He said the city would redouble its efforts to control population growth by restricting illegal construction of homes and by issuing new household registration, or hukou, certificates to regulate the movement of large numbers of migrants to the city.

Despite the concerns about poor facilities and traffic congestion expressed by some employees, the authorities stressed that work is underway to prepare Tongzhou for its new inhabitants.

Huang, from the Beijing Urban Planning Commission, said the government does not intend to build a “new” Tongzhou, but to upgrade the district by improving the transportation infrastructure and shaking up the urban planning process.

Experts said the measures will facilitate full integration, but they warned of potential pitfalls.

Pan Jiahua, director of the Institute of Urban and Environmental Studies at the Chinese Academy of Social Sciences, said the planners should be wary of creating “monocentric” cities, and should avoid an over-concentration of government departments in Tongzhou to prevent a sharp rise in the local population. He urged the planners to consider other parts of the cluster as sites for relocation.

Outside of Beijing, Tianjin and Hebei have also outlined their development plans.
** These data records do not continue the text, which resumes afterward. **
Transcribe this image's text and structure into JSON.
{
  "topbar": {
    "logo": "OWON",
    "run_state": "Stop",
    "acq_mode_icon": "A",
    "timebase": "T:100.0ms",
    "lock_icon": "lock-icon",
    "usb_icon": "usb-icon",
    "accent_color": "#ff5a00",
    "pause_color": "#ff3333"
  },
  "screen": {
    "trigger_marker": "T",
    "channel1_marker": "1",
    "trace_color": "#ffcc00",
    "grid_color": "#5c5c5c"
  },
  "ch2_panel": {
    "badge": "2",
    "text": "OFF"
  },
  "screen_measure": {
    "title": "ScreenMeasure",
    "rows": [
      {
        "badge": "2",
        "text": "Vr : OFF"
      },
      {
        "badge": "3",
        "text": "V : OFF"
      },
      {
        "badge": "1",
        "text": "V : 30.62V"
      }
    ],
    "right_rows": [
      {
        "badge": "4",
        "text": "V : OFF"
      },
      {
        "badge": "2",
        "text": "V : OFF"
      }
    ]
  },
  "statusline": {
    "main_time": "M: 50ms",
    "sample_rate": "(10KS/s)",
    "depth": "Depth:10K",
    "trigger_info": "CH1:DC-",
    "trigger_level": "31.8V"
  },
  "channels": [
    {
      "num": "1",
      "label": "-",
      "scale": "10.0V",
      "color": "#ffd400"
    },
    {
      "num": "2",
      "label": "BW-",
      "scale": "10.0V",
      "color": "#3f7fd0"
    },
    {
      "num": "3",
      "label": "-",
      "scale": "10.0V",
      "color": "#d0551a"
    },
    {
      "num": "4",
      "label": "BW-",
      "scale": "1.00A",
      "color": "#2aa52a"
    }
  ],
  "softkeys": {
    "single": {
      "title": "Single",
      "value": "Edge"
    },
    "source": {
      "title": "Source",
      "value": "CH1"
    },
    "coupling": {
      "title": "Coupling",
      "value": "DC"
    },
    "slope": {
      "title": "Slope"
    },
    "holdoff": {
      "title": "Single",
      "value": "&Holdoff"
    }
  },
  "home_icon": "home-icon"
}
The authorities in Tianjin aim to transform the port city into a base for advanced manufacturing research and development. They also want to see the city become North China’s international shipping hub, a mecca of financial innovation and services, and a pilot zone for economic reform.

Ye Tanglin, a researcher in regional integration at the Capital University of Economics and Business, said the developments would be a good fit for Tianjin and would fuel future growth.

Tianjin port is the third largest in China and the fourth largest in the world, which will facilitate the city’s ambition to become an international shipping hub, Ye said.

However, he added that the city must improve its use of neighboring ports, such as Huanghua and Caofeidian in Hebei, not as competitors, but as partners.

Business boost

Zhang Qingwei, the governor of Hebei, said the province-the largest and most populous in North China-will be the biggest contributor to the integrated cluster, but it will also derive more benefits than the two other members.

The provincial economy is weaker than those of Beijing and Tianjin, so the presence of many relocated industries would provide a much-needed boost for local businesses, he said.

According to a recent report in the 21st Century Business Herald, Hebei will be developed into a major logistics base, a pilot zone for industrial transformation and upgrades, urbanization and urban-rural integration, and a center for sustainable, eco-friendly development.

Ye, of the Capital University of Economics and Business, said the proposals make strategic sense and indicate future growth sources.

Hebei has also decided to promote regional industrial zones and develop satellite cities. A series of projects to upgrade regional transportation, industrial cooperation and environmental protection will start the ball rolling, and the first of them, a railway connecting Baoding in Hebei and Tianjin, will be operational by the end of the year.

“This is a good time for us to grasp all the opportunities, to gain confidence and promote local businesses and trade. We must strike while the iron is hot,” Governor Zhang said.